──────── DATA FOR ANALYSIS ────────

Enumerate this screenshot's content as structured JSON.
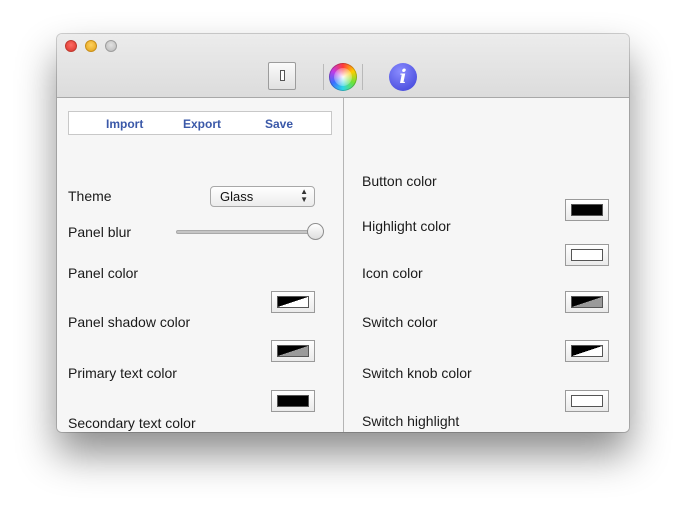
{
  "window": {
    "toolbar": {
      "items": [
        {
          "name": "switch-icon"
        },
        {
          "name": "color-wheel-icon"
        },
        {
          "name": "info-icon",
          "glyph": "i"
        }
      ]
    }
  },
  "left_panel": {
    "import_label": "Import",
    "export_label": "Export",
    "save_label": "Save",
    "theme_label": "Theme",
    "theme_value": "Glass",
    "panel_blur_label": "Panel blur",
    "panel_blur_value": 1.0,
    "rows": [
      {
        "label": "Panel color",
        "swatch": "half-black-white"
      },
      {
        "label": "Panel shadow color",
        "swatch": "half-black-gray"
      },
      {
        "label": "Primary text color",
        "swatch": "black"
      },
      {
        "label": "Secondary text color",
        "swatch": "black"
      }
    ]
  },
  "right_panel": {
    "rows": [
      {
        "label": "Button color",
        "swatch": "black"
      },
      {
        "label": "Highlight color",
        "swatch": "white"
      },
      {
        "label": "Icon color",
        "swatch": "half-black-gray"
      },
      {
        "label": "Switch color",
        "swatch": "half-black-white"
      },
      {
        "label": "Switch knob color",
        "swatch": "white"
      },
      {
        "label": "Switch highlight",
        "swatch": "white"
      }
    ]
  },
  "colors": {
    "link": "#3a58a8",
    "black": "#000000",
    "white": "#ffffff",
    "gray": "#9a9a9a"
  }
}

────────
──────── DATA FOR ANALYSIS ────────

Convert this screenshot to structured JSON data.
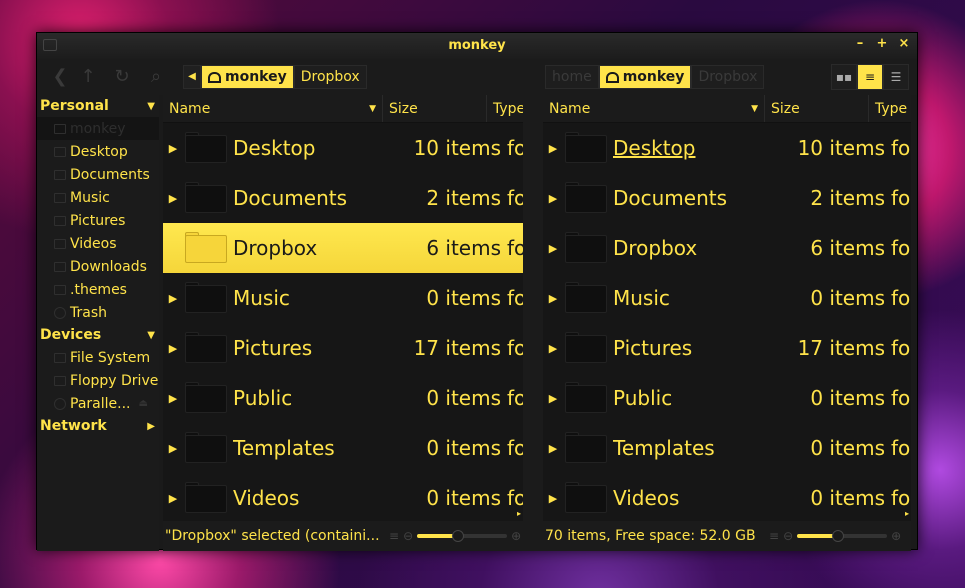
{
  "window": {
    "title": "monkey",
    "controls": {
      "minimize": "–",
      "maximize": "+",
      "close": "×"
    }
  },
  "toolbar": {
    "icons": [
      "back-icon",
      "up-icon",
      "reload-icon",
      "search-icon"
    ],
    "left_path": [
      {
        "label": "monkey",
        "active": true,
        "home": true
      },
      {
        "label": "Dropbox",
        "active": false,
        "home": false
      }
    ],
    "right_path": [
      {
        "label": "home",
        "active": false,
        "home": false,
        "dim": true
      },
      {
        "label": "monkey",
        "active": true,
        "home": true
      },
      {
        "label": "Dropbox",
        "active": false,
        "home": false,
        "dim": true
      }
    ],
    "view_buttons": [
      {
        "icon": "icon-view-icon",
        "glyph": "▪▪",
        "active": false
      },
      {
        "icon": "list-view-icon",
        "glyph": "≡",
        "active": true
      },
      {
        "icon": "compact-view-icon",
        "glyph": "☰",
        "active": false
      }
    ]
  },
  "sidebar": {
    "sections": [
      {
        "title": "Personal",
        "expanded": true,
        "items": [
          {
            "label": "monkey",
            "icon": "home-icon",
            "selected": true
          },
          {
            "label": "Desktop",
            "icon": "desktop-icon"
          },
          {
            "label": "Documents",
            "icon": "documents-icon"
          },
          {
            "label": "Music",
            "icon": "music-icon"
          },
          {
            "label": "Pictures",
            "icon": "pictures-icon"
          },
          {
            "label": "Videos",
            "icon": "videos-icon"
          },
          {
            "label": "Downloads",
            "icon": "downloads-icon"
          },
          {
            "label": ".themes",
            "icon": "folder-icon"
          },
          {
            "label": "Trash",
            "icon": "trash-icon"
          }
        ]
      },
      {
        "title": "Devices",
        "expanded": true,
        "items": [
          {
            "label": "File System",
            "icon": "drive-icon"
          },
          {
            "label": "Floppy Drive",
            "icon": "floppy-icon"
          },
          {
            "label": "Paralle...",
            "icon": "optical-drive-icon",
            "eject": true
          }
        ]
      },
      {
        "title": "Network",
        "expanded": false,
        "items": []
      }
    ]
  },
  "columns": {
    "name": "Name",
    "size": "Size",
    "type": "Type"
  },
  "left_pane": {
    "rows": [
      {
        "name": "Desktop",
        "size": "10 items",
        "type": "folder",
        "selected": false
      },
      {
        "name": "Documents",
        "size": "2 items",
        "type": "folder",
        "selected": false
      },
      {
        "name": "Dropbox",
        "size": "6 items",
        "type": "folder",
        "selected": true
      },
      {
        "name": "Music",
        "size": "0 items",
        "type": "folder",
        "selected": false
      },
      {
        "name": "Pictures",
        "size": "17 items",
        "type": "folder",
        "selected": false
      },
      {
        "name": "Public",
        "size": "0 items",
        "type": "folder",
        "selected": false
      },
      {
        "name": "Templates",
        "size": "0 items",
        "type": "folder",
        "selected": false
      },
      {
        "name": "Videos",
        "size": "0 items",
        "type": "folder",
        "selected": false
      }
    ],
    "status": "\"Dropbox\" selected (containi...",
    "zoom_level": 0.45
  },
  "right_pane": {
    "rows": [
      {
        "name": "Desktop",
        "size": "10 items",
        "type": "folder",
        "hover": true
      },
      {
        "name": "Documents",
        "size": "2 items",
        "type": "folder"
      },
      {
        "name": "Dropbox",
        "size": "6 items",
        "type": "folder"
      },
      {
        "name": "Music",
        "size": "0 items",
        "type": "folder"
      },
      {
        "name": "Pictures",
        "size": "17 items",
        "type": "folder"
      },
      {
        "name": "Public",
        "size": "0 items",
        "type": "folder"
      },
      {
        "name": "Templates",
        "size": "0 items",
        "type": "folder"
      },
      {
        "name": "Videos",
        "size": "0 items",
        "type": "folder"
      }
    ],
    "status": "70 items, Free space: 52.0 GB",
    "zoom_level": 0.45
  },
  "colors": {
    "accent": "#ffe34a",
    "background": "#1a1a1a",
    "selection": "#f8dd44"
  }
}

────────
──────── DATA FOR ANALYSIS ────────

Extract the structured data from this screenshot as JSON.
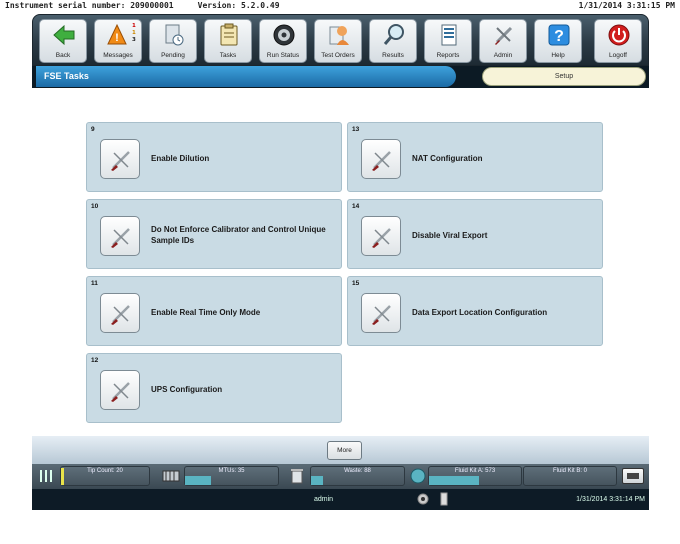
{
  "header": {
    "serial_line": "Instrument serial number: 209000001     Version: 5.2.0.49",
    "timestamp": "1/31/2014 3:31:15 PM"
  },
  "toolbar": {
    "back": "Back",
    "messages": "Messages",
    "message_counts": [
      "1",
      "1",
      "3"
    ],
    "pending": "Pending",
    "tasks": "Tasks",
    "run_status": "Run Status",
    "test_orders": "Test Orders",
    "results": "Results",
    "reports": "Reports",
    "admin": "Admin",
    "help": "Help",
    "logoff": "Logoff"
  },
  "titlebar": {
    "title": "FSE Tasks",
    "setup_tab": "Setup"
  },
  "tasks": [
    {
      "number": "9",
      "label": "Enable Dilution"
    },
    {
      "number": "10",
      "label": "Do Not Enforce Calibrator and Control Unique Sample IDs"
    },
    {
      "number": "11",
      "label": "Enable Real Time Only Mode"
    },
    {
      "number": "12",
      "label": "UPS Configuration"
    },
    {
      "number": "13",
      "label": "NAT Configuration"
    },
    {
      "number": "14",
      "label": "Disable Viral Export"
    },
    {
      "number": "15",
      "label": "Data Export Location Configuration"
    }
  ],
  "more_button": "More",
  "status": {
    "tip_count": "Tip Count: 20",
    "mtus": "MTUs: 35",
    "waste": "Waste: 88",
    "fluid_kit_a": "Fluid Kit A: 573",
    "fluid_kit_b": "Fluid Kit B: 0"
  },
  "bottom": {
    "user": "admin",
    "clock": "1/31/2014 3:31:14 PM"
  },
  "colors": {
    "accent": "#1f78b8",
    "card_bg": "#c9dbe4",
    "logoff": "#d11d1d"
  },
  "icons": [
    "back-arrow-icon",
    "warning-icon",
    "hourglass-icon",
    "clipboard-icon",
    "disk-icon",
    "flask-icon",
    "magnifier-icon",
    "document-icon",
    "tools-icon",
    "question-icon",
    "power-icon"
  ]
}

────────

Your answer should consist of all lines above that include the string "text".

        "label": "Primary text color",
        "label": "Secondary text color",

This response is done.